Many times he was persecuted, and he was stoned at one time, and he was beaten, and he was thrown in jail. “I take pleasure in persecutions, in distresses, for Christ’s sake. For when I am weak, then I am strong.”

See, this is going to give an opportunity for growth in ways that we never imagined. We need to have the right mental attitude about that—to rejoice because in that, God is going to demonstrate that His grace is sufficient, even when things are going south.

Closing Prayer

“Father, thank You for the opportunity to study Your Word, to be reminded that just as John the Baptist, just as our Lord Jesus Christ, just as the Apostles Paul, Peter, James, so many others—suffered the loss of everything they had, including their physical life for the sake of the gospel, we too may have that privilege.

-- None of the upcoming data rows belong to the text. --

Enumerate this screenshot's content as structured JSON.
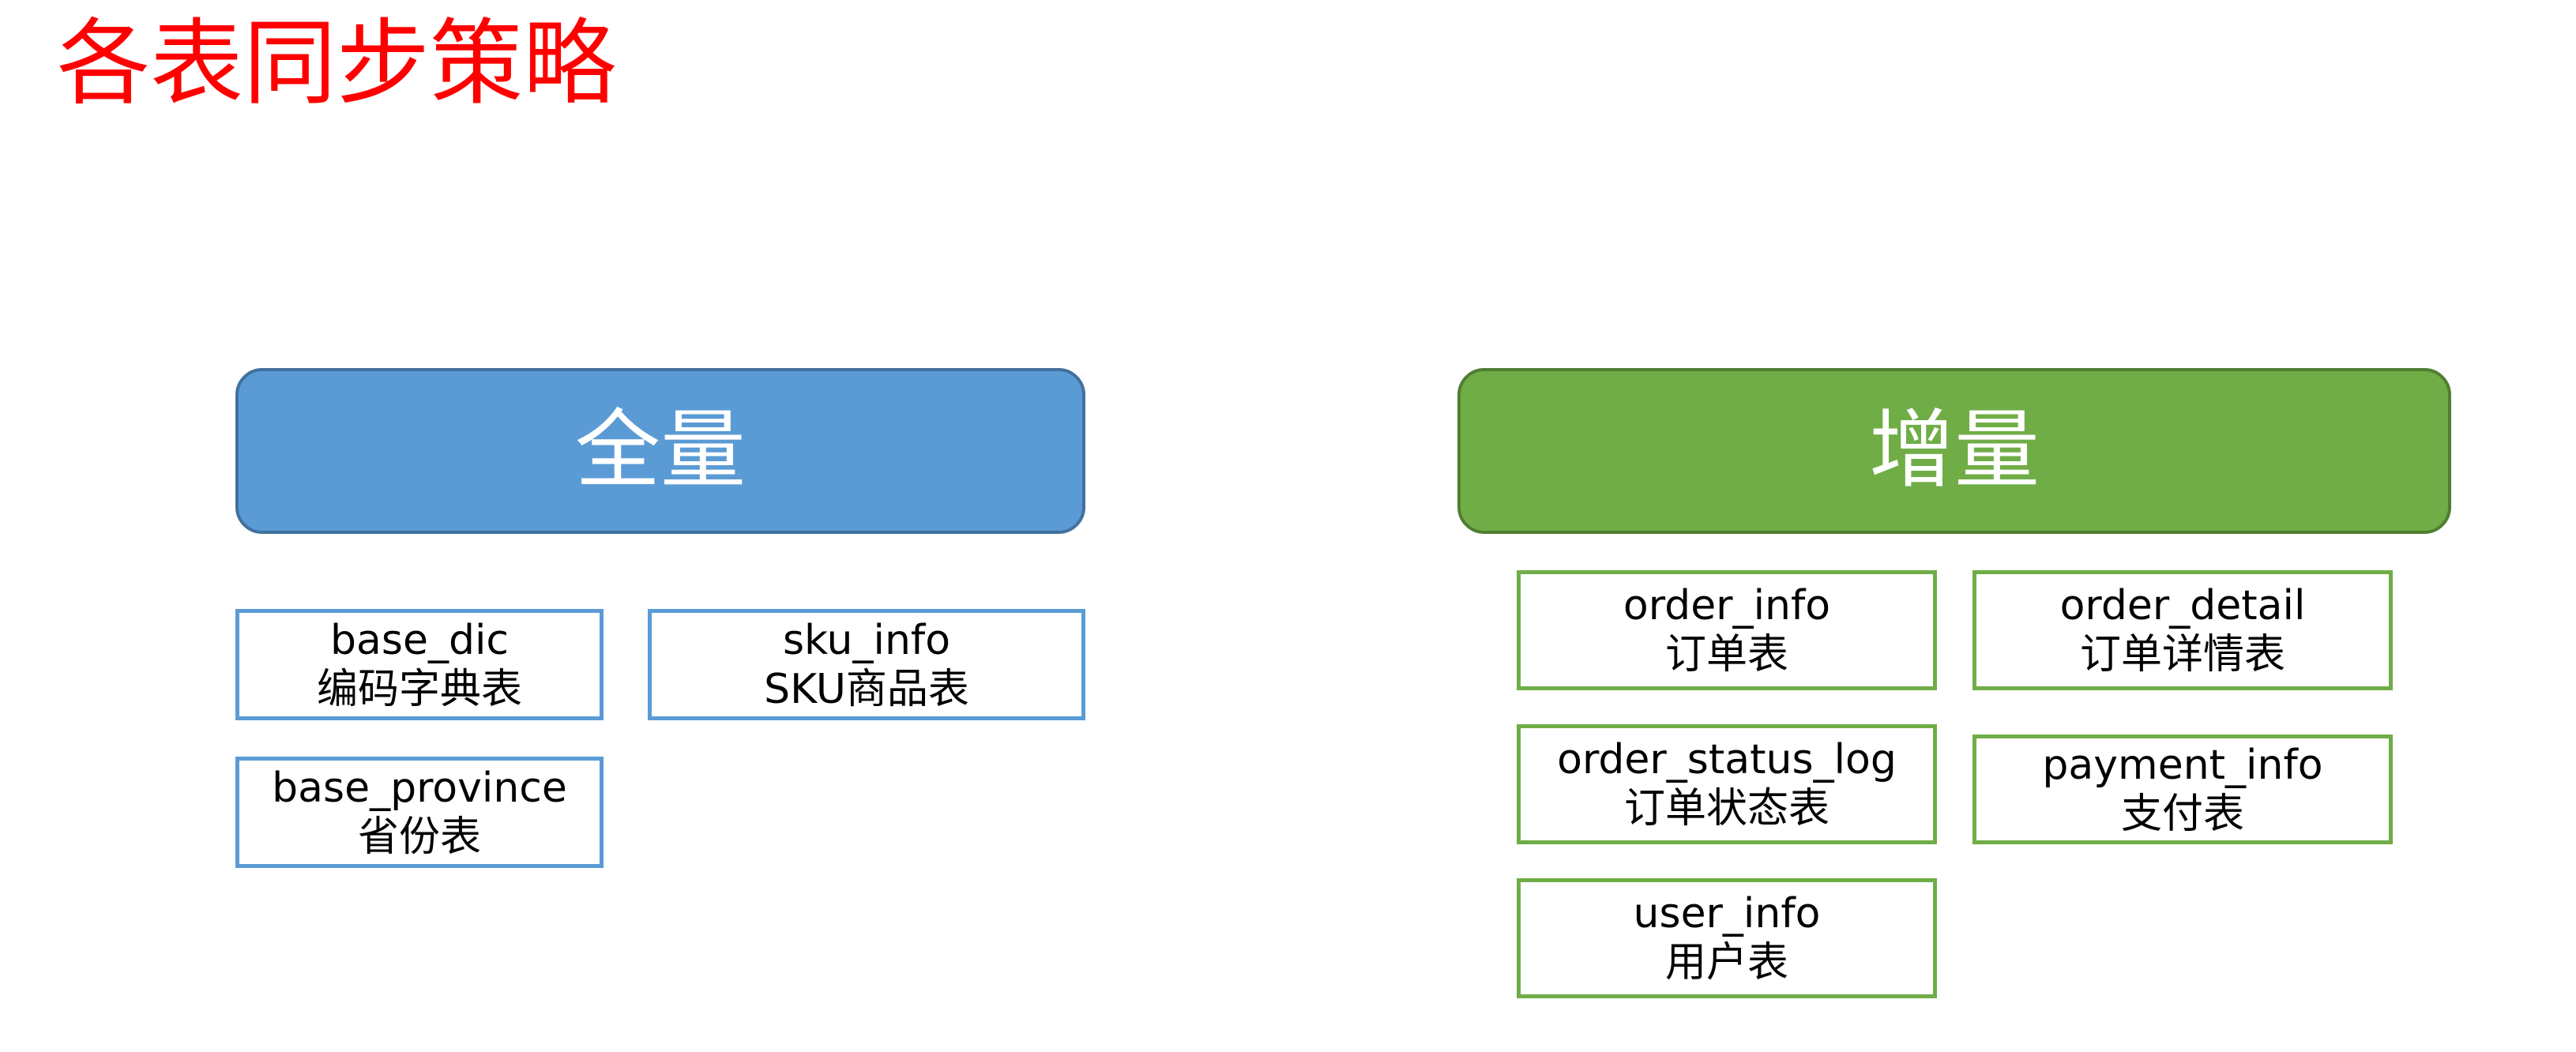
{
  "title": "各表同步策略",
  "colors": {
    "title": "#ff0000",
    "full_header": "#5b9bd5",
    "incremental_header": "#70ad47"
  },
  "full": {
    "label": "全量",
    "tables": [
      {
        "name": "base_dic",
        "desc": "编码字典表"
      },
      {
        "name": "sku_info",
        "desc": "SKU商品表"
      },
      {
        "name": "base_province",
        "desc": "省份表"
      }
    ]
  },
  "incremental": {
    "label": "增量",
    "tables": [
      {
        "name": "order_info",
        "desc": "订单表"
      },
      {
        "name": "order_detail",
        "desc": "订单详情表"
      },
      {
        "name": "order_status_log",
        "desc": "订单状态表"
      },
      {
        "name": "payment_info",
        "desc": "支付表"
      },
      {
        "name": "user_info",
        "desc": "用户表"
      }
    ]
  }
}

Often we look at human viewpoint and think this is something horrible, something negative. But the divine viewpoint is that this is something to rejoice over. For it gives us that opportunity to grow spiritually, to realize Your grace in our lives, and to be a greater testimony to all of those around us.

Father, we recognize that Your Word teaches us that there’s this conflict, this war that goes on around us, but that that ultimately is not against flesh and blood, but it’s against the principalities and powers of the air—that there’s a spiritual dimension to this. But the ultimate solution has to do with the Cross, for it’s at the Cross the sin penalty was paid for. It’s at the Cross that we have redemption and forgiveness of sins.

Father, we know that there are many who are uncertain of their salvation or unsure of their eternal destiny, and this is an opportunity to make sure that that is sure and certain in their life. Scripture says very clearly that the only solution is trust in You, especially trust in Jesus Christ who died on the Cross for our sins, that He paid that penalty, and that we today are to believe on the Lord Jesus Christ, meaning that we are to trust in Him as our Lamb of God who takes away the sins of the world. We trust in Him as the One who delivers us from the sin penalty and gives us new life that we may live forever with You.

Father, we pray that You would challenge us with what we’ve learned this morning. We pray this in Christ’s name. Amen.”